“A contract, generally, may be discharged through the following, namely (a) By performance – if both parties have done all that is required of them, (b) By agreement – if both parties have mutually agreed to put an end to their contractual relationship, (c) By frustration – if some event outside the control of the parties take place, making performance impossible and (d) By breach – where the innocent party is relieved and the party in default may be liable for damages”.
“Pursuant to the above premises, it will be crystal clear that Senator Enyinnaya Abaribe and two others only entered into a contractual agreement with the court with respect to the release of Nnamdi Kanu on bail.
“It will also be deduced that the contract was not in any way breached by either of the parties, but was frustrated by an event or a force outside the contemplation or control of the parties,” Mr Oranugo said.
In a different opinion, however, Mr Ejeh views that the FHC was right in its November, 14 ruling.
“The law is that the sureties are like guarantors. They hold themselves out as collaterals and guarantee the continuous availability of a defendant in a criminal case.
“In doing this, sureties enter into a bond; which simply means they tell the court that they will always provide the defendant whenever he is needed in court. And in the event they fail in this regard, they will be liable to forfeit, to the government, a particular sum of money on the bond.
“If they fail or neglect to pay the bond, they will be liable to be committed to prison for a period not exceeding six months.

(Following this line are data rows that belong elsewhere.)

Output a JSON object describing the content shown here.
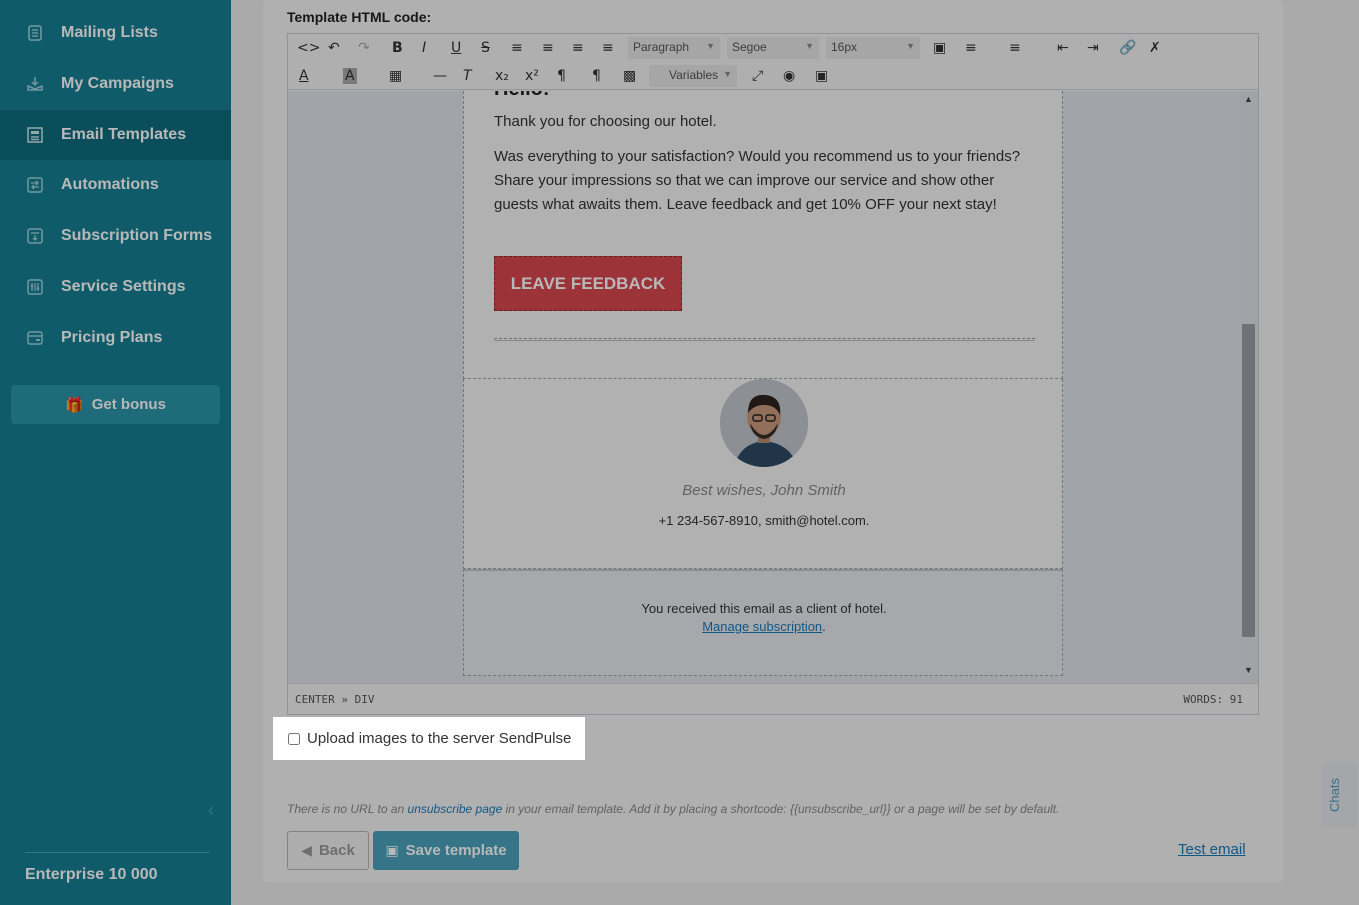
{
  "sidebar": {
    "items": [
      {
        "label": "Mailing Lists",
        "icon": "mailing-list-icon"
      },
      {
        "label": "My Campaigns",
        "icon": "campaign-icon"
      },
      {
        "label": "Email Templates",
        "icon": "template-icon",
        "active": true
      },
      {
        "label": "Automations",
        "icon": "automation-icon"
      },
      {
        "label": "Subscription Forms",
        "icon": "form-icon"
      },
      {
        "label": "Service Settings",
        "icon": "settings-icon"
      },
      {
        "label": "Pricing Plans",
        "icon": "pricing-icon"
      }
    ],
    "bonus_label": "Get bonus",
    "plan_label": "Enterprise 10 000"
  },
  "editor": {
    "section_label": "Template HTML code:",
    "toolbar": {
      "format_select": "Paragraph",
      "font_select": "Segoe",
      "size_select": "16px",
      "variables_select": "Variables"
    },
    "status_path": "CENTER » DIV",
    "word_count": "WORDS: 91"
  },
  "email": {
    "heading": "Hello!",
    "intro": "Thank you for choosing our hotel.",
    "body": "Was everything to your satisfaction? Would you recommend us to your friends? Share your impressions so that we can improve our service and show other guests what awaits them. Leave feedback and get 10% OFF your next stay!",
    "cta_label": "LEAVE FEEDBACK",
    "signature": "Best wishes, John Smith",
    "contact": "+1 234-567-8910, smith@hotel.com.",
    "footer_text": "You received this email as a client of hotel.",
    "footer_link": "Manage subscription",
    "footer_period": "."
  },
  "upload": {
    "label": "Upload images to the server SendPulse",
    "checked": false
  },
  "notice": {
    "before": "There is no URL to an ",
    "link": "unsubscribe page",
    "after": " in your email template. Add it by placing a shortcode: {{unsubscribe_url}} or a page will be set by default."
  },
  "actions": {
    "back_label": "Back",
    "save_label": "Save template",
    "test_label": "Test email"
  },
  "chats_label": "Chats",
  "colors": {
    "sidebar": "#157f93",
    "accent": "#4aa3bb",
    "cta": "#d9474f",
    "link": "#1a7ab7"
  }
}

“Thus, what Tochukwu Uchendu, Senator Enyinnaya Abaribe and Ben El Shalom; who guaranteed the continuous availability of Nnamdi Kanu for his trial need to do is to provide him on the next adjourned date or ordinarily stand the risk of coughing out the sum of N300 million bail bond to the federal government or stand the risk of, at most, six months imprisonment for failure to so do.”